William B. Friedricks’s new biography of Celina Karp Biniaz reaffirms that every Holocaust story belongs to an individual and must be told. The earlier part of the book relates how Celina’s relatively assimilated Jewish family in Krakow, Poland was unprepared for Nazi occupation. Through a series of events and human connections, Celina and her parents eventually found their way out of the ghetto and concentration camps and onto the list of German industrialist Oskar Schindler. They survived the war working in his factory and later arrived in Des Moines, Iowa as refugees. At the same time she was trying to repress her trauma and blend into middle-class American life, Celina experienced both the comforts and limitations that came with being a prosperous suburban wife. All the while, Friedricks traces the facts of Celina’s journey as well as her gradual awareness of her need to recover and interpret the past.
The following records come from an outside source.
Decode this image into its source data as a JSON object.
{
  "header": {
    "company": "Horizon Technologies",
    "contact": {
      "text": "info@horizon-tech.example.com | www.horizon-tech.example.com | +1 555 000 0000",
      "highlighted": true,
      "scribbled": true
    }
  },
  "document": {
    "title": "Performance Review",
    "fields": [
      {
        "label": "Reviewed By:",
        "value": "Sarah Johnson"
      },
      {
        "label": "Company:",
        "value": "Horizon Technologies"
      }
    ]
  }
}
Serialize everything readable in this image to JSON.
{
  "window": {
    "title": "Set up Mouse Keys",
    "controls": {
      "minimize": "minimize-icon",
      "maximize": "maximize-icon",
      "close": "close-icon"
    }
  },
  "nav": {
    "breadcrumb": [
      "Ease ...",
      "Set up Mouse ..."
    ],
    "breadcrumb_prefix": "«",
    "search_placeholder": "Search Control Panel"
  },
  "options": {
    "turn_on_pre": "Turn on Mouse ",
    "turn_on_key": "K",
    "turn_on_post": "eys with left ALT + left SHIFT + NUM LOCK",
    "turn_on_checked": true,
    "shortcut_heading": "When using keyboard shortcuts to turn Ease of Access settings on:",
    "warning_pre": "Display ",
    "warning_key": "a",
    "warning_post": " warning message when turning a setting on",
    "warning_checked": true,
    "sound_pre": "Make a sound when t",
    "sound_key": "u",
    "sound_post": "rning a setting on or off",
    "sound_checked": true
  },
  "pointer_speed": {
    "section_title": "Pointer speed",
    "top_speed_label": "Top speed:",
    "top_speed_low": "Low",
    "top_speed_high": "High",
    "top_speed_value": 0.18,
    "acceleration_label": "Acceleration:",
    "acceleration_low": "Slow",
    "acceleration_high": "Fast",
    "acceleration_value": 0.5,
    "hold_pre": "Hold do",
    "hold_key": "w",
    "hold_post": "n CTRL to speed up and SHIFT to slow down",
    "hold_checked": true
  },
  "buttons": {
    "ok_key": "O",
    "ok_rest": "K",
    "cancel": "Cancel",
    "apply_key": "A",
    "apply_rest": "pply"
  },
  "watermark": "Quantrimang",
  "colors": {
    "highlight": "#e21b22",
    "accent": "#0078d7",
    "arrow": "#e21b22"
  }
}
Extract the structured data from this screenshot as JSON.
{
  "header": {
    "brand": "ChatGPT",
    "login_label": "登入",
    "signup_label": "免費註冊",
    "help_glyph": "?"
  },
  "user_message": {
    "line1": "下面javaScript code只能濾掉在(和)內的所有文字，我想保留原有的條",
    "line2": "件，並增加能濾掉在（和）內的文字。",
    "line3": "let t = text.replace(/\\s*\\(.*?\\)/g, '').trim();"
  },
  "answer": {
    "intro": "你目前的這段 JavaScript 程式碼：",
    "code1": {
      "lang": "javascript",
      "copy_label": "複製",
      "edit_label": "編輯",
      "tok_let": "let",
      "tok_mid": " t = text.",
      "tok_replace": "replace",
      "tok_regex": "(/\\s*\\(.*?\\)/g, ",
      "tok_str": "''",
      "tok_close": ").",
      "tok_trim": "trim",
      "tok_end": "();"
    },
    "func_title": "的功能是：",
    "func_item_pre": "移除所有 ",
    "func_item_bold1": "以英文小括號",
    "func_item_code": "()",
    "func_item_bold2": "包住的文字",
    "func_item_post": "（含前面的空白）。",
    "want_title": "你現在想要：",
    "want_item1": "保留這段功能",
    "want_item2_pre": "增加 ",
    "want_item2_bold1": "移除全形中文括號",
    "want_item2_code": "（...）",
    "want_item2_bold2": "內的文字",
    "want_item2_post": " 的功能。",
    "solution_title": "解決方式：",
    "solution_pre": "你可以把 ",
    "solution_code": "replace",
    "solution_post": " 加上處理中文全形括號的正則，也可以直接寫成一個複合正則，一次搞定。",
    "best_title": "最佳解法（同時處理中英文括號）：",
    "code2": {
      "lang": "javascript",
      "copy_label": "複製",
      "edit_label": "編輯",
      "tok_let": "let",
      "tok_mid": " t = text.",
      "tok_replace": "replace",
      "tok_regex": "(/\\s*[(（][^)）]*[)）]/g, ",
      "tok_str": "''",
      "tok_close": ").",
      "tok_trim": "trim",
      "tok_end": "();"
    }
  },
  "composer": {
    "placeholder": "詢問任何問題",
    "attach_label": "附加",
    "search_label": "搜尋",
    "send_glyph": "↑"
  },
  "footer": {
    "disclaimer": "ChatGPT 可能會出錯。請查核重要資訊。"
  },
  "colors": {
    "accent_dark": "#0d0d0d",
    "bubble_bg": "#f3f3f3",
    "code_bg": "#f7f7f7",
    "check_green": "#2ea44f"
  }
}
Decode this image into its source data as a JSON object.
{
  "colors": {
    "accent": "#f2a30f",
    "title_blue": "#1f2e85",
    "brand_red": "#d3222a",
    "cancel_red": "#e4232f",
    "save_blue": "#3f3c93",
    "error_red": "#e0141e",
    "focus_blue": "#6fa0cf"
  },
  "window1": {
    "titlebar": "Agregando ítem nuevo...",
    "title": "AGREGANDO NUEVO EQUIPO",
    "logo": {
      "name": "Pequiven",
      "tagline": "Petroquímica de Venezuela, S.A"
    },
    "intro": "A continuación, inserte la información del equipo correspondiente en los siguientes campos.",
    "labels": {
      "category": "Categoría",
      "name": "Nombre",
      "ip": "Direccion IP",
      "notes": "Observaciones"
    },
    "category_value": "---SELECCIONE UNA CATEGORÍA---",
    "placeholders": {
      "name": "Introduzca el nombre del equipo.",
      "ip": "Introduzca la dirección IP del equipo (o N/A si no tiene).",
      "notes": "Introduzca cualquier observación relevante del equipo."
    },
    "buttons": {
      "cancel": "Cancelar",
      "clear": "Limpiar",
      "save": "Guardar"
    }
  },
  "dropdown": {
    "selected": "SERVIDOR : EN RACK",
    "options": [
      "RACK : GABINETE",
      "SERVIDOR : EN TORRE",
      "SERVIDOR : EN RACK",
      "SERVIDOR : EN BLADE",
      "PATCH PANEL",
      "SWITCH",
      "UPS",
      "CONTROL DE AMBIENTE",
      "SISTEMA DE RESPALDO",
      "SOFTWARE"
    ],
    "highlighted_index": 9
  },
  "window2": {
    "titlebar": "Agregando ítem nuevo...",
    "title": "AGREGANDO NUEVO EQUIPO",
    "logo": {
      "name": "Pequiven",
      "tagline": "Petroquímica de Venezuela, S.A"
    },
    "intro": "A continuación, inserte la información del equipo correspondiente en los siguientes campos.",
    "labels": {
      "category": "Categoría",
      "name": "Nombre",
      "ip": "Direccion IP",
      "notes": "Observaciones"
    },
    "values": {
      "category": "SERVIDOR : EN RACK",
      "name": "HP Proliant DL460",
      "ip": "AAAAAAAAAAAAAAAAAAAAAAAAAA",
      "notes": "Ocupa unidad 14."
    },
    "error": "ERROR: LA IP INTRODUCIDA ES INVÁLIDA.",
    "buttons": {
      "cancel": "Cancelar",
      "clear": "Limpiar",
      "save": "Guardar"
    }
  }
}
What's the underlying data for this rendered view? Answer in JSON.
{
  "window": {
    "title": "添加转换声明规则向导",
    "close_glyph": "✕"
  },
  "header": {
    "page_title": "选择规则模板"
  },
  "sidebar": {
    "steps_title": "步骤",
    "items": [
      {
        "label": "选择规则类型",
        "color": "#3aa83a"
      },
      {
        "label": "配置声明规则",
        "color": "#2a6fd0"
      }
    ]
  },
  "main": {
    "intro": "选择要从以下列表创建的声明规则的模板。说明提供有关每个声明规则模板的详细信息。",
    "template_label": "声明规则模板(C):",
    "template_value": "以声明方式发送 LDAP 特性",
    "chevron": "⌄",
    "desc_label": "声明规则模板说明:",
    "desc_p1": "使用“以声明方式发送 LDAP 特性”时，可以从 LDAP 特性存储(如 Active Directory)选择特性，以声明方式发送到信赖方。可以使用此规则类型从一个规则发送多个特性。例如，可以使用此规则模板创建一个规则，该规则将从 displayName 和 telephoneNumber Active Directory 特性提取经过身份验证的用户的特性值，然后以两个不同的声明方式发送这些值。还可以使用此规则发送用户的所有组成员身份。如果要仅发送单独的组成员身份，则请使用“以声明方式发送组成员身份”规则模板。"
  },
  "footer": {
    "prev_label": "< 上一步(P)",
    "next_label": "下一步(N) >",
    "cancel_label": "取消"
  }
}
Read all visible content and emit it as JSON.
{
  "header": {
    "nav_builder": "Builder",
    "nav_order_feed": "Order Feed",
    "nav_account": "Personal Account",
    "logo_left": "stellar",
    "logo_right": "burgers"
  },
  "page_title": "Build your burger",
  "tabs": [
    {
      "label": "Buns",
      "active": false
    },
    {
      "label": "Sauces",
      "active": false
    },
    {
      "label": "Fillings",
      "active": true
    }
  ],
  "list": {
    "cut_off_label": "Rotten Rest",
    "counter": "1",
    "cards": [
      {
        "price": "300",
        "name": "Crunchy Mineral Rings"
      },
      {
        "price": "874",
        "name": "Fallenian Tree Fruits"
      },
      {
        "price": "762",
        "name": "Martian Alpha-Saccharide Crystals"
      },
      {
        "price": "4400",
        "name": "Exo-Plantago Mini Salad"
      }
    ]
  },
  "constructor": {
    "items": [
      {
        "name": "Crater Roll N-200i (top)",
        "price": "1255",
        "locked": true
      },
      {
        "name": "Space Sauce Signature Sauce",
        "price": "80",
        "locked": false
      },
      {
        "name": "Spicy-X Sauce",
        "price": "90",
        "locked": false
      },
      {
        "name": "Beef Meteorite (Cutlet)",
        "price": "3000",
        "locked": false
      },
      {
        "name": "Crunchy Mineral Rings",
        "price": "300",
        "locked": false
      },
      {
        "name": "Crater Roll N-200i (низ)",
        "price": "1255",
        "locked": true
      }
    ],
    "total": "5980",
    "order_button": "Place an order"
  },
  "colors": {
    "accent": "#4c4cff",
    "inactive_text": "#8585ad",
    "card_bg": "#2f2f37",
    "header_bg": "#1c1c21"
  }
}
Celina’s story is not uncommon. Yet Friedricks’s meticulous presentation of research renews a reader’s sense of disbelief at such inhumanity. And rather than analyzing the complexities of Schindler’s character, the author focuses on how life as his factory worker, though still arduous and full of risk, seemed almost miraculous.
After the war, Celina’s destination was Des Moines, a city with few Holocaust survivors and an only slightly larger Jewish community. Even so, her family maintained a Jewish identity, and she found many opportunities for friendship and academic success. Eventually, she moved to New York, studied at Columbia Teachers College, and met her future husband, a Persian man from a secular Muslim family. Friedricks describes the postwar era in the United States as one of economic success, but also of conformity and, for women, a return to prewar gender roles.
While it was quite common for Jewish refugees to keep silent about what they had undergone in Europe, it was far less typical for them to adopt Celina’s strategy of erasure. She and her husband attended a Unitarian church, celebrated Christmas and Easter, and concealed Celina’s true identity from their children. Only later, after gaining confidence in her new career as a teacher, did Celina come to terms with the truth and decide to educate others. Friedricks notes with admiration that this allowed her “to put the Holocaust behind her and move on with her life.” But the reality of the book actually proves the opposite. Celina Karp Biniaz did not put the past behind her; she incorporated it into a fuller understanding of who she was.
Emily Schneider writes about literature, feminism, and culture for Tablet, The Forward, The Horn Book, and other publications, and writes about children’s books on her blog. She has a Ph.D. in Romance Languages and Literatures.